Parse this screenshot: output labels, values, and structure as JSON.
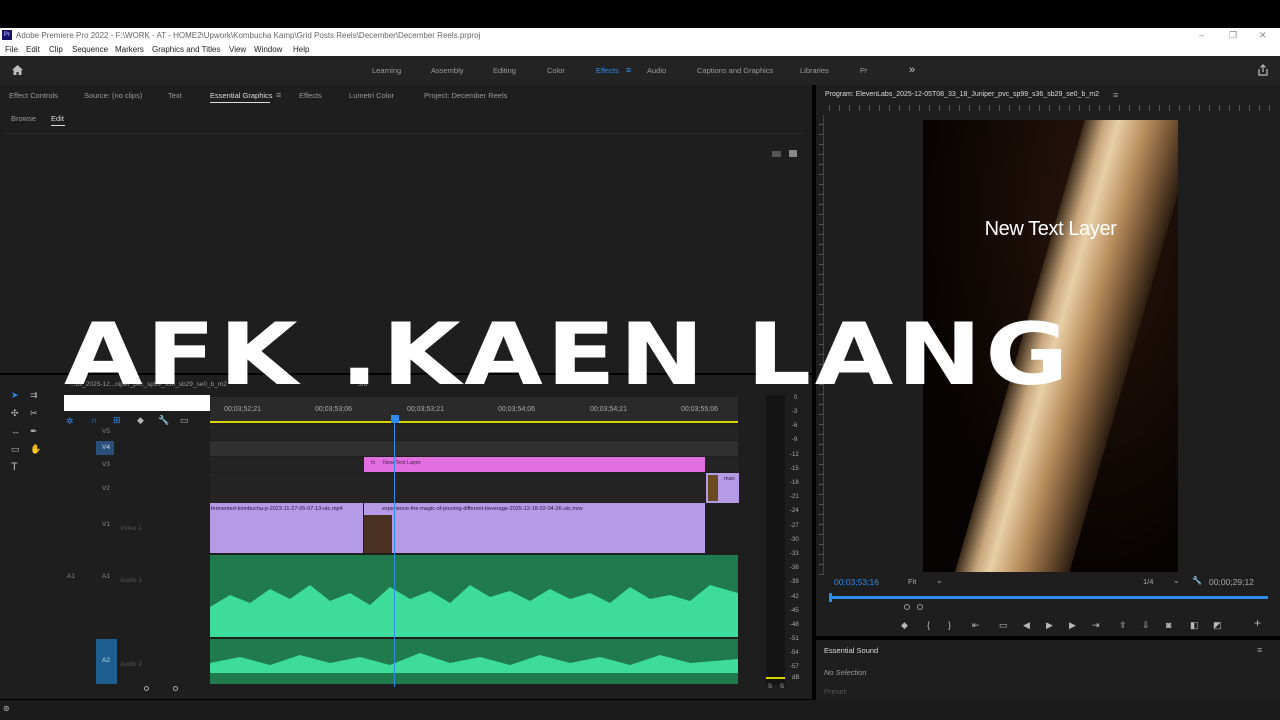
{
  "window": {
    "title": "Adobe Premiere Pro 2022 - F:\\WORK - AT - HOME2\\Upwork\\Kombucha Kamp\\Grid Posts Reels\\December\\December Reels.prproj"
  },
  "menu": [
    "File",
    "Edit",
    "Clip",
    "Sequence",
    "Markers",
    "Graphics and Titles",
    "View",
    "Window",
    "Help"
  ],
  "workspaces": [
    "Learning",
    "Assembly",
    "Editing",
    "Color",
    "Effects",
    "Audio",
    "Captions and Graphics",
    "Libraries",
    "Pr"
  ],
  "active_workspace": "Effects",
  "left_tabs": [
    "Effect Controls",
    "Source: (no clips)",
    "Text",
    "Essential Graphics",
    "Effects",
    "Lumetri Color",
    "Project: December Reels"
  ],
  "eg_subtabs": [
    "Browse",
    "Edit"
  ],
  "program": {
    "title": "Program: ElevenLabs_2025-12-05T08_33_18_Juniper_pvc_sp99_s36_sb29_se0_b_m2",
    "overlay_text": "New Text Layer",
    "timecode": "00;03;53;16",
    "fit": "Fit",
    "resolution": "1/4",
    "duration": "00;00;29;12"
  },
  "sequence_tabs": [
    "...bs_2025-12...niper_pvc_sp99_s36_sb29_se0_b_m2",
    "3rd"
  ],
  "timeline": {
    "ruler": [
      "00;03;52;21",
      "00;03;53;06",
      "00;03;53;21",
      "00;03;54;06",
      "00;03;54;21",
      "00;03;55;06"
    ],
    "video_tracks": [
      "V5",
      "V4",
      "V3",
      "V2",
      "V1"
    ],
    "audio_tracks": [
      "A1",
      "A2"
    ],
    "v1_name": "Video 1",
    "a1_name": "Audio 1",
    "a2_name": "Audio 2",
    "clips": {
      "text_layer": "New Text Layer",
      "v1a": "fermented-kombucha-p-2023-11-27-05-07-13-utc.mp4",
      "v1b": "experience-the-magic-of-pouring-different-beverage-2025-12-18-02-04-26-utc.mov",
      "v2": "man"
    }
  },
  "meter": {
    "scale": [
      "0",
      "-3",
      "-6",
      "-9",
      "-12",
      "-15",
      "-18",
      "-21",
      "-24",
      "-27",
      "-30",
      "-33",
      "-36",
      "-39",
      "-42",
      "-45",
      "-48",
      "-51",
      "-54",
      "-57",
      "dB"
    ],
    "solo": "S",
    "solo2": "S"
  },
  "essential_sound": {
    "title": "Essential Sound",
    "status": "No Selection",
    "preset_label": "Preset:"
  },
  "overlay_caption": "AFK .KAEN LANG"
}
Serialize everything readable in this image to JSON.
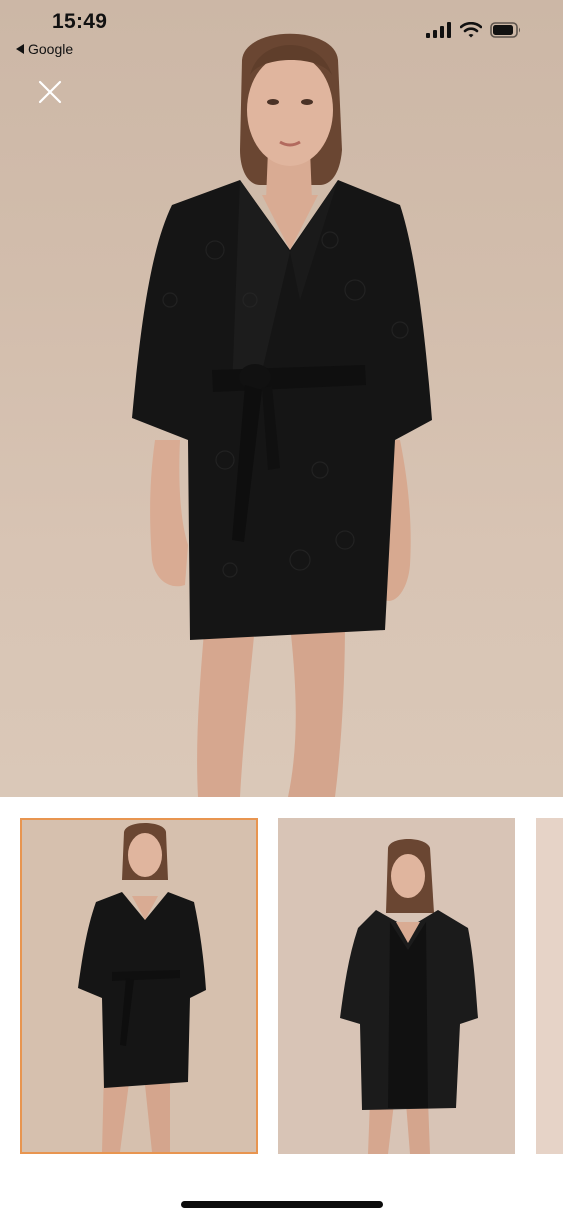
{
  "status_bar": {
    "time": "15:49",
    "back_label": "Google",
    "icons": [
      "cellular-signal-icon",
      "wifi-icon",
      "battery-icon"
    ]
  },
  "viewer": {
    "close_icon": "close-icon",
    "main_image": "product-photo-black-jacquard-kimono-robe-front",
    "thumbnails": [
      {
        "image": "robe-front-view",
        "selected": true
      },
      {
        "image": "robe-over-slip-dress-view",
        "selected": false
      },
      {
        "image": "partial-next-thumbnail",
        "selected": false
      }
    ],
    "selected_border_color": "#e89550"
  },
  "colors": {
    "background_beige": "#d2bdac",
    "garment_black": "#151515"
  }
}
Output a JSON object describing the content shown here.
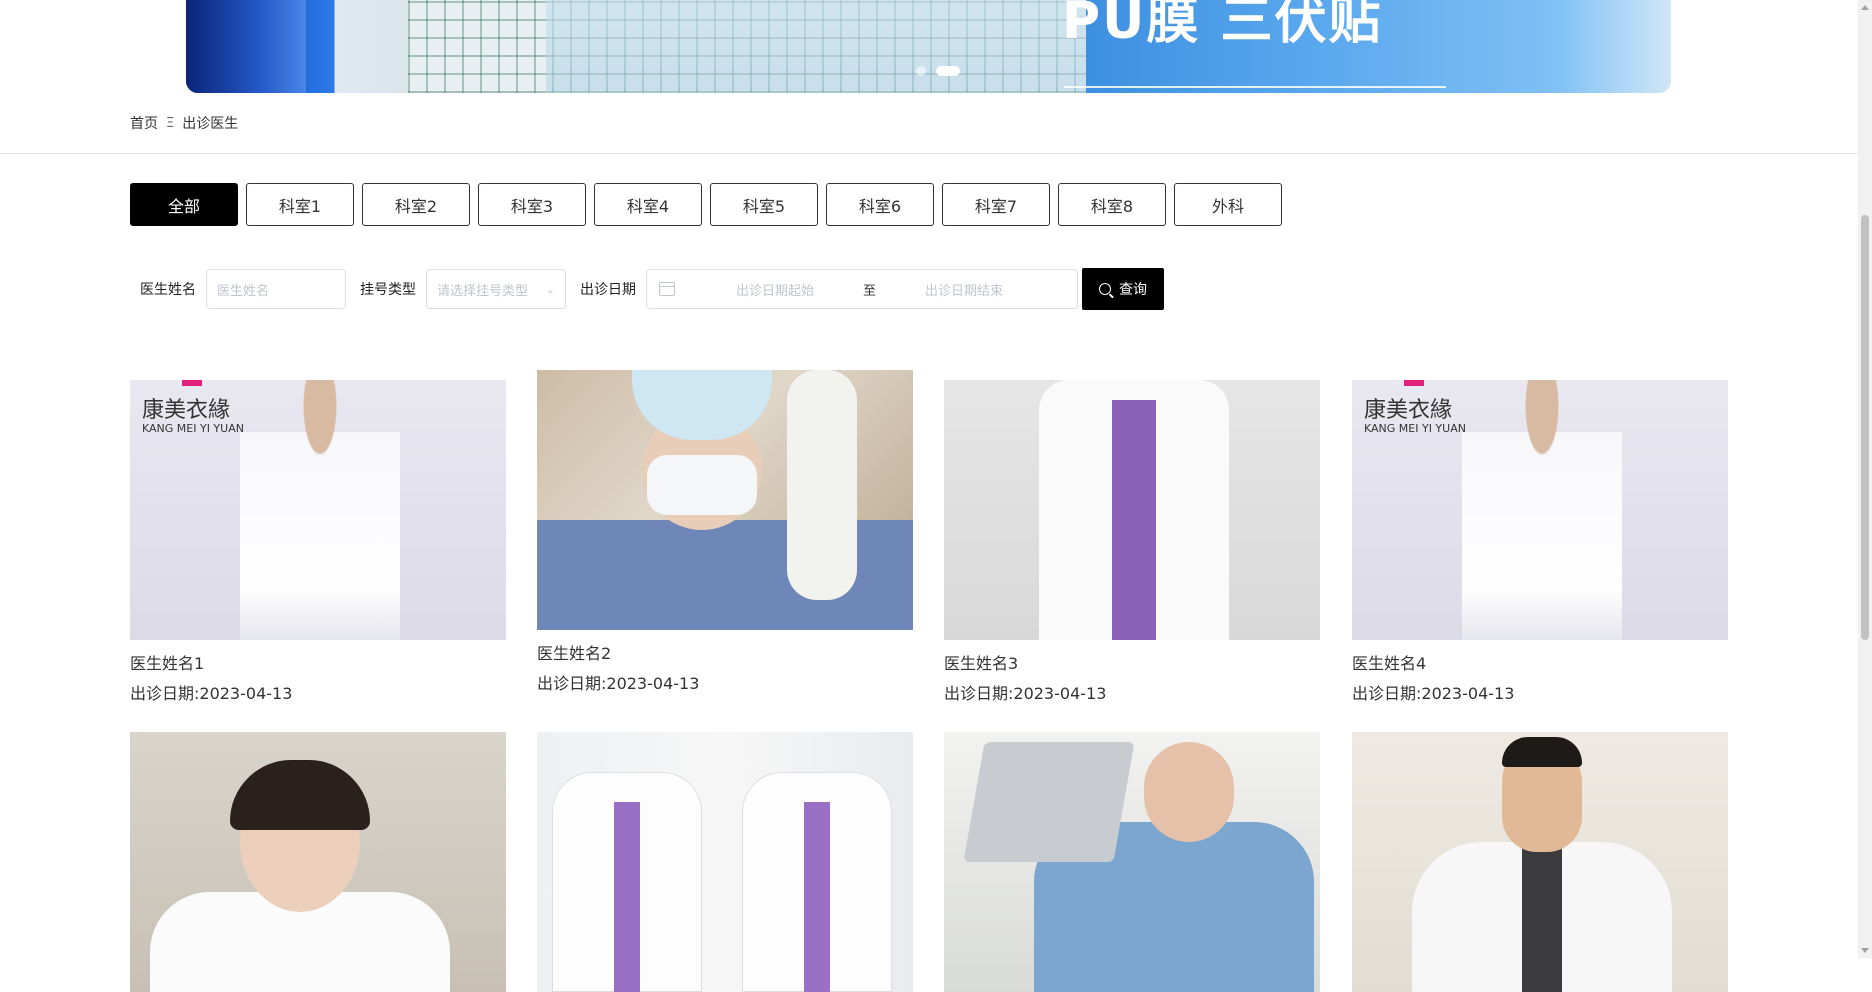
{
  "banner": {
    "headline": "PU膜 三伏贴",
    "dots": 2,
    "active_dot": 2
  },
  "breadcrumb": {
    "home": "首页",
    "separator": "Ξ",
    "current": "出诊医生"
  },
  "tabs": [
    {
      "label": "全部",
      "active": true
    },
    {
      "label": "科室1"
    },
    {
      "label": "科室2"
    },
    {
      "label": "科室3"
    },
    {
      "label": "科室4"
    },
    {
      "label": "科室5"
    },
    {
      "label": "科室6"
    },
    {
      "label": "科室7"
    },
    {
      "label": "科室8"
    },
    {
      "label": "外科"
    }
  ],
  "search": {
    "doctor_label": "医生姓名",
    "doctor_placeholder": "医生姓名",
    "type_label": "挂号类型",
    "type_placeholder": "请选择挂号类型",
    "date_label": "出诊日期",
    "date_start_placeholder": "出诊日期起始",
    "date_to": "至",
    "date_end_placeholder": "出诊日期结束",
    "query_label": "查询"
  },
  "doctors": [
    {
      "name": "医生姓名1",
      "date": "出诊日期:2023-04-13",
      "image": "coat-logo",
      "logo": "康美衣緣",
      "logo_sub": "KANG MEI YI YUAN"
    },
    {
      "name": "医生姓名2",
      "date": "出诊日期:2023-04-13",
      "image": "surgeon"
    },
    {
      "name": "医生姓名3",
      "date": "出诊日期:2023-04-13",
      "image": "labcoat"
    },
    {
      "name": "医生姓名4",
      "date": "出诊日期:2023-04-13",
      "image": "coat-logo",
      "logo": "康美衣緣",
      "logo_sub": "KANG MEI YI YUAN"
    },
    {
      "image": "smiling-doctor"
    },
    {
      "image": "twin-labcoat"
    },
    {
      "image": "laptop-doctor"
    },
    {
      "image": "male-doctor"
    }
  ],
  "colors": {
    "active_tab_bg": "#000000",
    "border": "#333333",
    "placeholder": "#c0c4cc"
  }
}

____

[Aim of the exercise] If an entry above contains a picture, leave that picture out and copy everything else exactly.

[Result of the exercise]
Parse this screenshot: output labels, values, and structure as JSON.
{
  "window": {
    "title": "Adobe Premiere Pro 2022 - F:\\WORK - AT - HOME2\\Upwork\\Kombucha Kamp\\Grid Posts Reels\\December\\December Reels.prproj"
  },
  "menu": [
    "File",
    "Edit",
    "Clip",
    "Sequence",
    "Markers",
    "Graphics and Titles",
    "View",
    "Window",
    "Help"
  ],
  "workspaces": [
    "Learning",
    "Assembly",
    "Editing",
    "Color",
    "Effects",
    "Audio",
    "Captions and Graphics",
    "Libraries",
    "Pr"
  ],
  "active_workspace": "Effects",
  "left_tabs": [
    "Effect Controls",
    "Source: (no clips)",
    "Text",
    "Essential Graphics",
    "Effects",
    "Lumetri Color",
    "Project: December Reels"
  ],
  "eg_subtabs": [
    "Browse",
    "Edit"
  ],
  "program": {
    "title": "Program: ElevenLabs_2025-12-05T08_33_18_Juniper_pvc_sp99_s36_sb29_se0_b_m2",
    "overlay_text": "New Text Layer",
    "timecode": "00;03;53;16",
    "fit": "Fit",
    "resolution": "1/4",
    "duration": "00;00;29;12"
  },
  "sequence_tabs": [
    "...bs_2025-12...niper_pvc_sp99_s36_sb29_se0_b_m2",
    "3rd"
  ],
  "timeline": {
    "ruler": [
      "00;03;52;21",
      "00;03;53;06",
      "00;03;53;21",
      "00;03;54;06",
      "00;03;54;21",
      "00;03;55;06"
    ],
    "video_tracks": [
      "V5",
      "V4",
      "V3",
      "V2",
      "V1"
    ],
    "audio_tracks": [
      "A1",
      "A2"
    ],
    "v1_name": "Video 1",
    "a1_name": "Audio 1",
    "a2_name": "Audio 2",
    "clips": {
      "text_layer": "New Text Layer",
      "v1a": "fermented-kombucha-p-2023-11-27-05-07-13-utc.mp4",
      "v1b": "experience-the-magic-of-pouring-different-beverage-2025-12-18-02-04-26-utc.mov",
      "v2": "man"
    }
  },
  "meter": {
    "scale": [
      "0",
      "-3",
      "-6",
      "-9",
      "-12",
      "-15",
      "-18",
      "-21",
      "-24",
      "-27",
      "-30",
      "-33",
      "-36",
      "-39",
      "-42",
      "-45",
      "-48",
      "-51",
      "-54",
      "-57",
      "dB"
    ],
    "solo": "S",
    "solo2": "S"
  },
  "essential_sound": {
    "title": "Essential Sound",
    "status": "No Selection",
    "preset_label": "Preset:"
  },
  "overlay_caption": "AFK .KAEN LANG"
}
Serialize everything readable in this image to JSON.
{
  "status_bar": {
    "time": "15:49",
    "back_label": "Google",
    "icons": [
      "cellular-signal-icon",
      "wifi-icon",
      "battery-icon"
    ]
  },
  "viewer": {
    "close_icon": "close-icon",
    "main_image": "product-photo-black-jacquard-kimono-robe-front",
    "thumbnails": [
      {
        "image": "robe-front-view",
        "selected": true
      },
      {
        "image": "robe-over-slip-dress-view",
        "selected": false
      },
      {
        "image": "partial-next-thumbnail",
        "selected": false
      }
    ],
    "selected_border_color": "#e89550"
  },
  "colors": {
    "background_beige": "#d2bdac",
    "garment_black": "#151515"
  }
}
Output a JSON object describing the content shown here.
{
  "banner": {
    "headline": "PU膜 三伏贴",
    "dots": 2,
    "active_dot": 2
  },
  "breadcrumb": {
    "home": "首页",
    "separator": "Ξ",
    "current": "出诊医生"
  },
  "tabs": [
    {
      "label": "全部",
      "active": true
    },
    {
      "label": "科室1"
    },
    {
      "label": "科室2"
    },
    {
      "label": "科室3"
    },
    {
      "label": "科室4"
    },
    {
      "label": "科室5"
    },
    {
      "label": "科室6"
    },
    {
      "label": "科室7"
    },
    {
      "label": "科室8"
    },
    {
      "label": "外科"
    }
  ],
  "search": {
    "doctor_label": "医生姓名",
    "doctor_placeholder": "医生姓名",
    "type_label": "挂号类型",
    "type_placeholder": "请选择挂号类型",
    "date_label": "出诊日期",
    "date_start_placeholder": "出诊日期起始",
    "date_to": "至",
    "date_end_placeholder": "出诊日期结束",
    "query_label": "查询"
  },
  "doctors": [
    {
      "name": "医生姓名1",
      "date": "出诊日期:2023-04-13",
      "image": "coat-logo",
      "logo": "康美衣緣",
      "logo_sub": "KANG MEI YI YUAN"
    },
    {
      "name": "医生姓名2",
      "date": "出诊日期:2023-04-13",
      "image": "surgeon"
    },
    {
      "name": "医生姓名3",
      "date": "出诊日期:2023-04-13",
      "image": "labcoat"
    },
    {
      "name": "医生姓名4",
      "date": "出诊日期:2023-04-13",
      "image": "coat-logo",
      "logo": "康美衣緣",
      "logo_sub": "KANG MEI YI YUAN"
    },
    {
      "image": "smiling-doctor"
    },
    {
      "image": "twin-labcoat"
    },
    {
      "image": "laptop-doctor"
    },
    {
      "image": "male-doctor"
    }
  ],
  "colors": {
    "active_tab_bg": "#000000",
    "border": "#333333",
    "placeholder": "#c0c4cc"
  }
}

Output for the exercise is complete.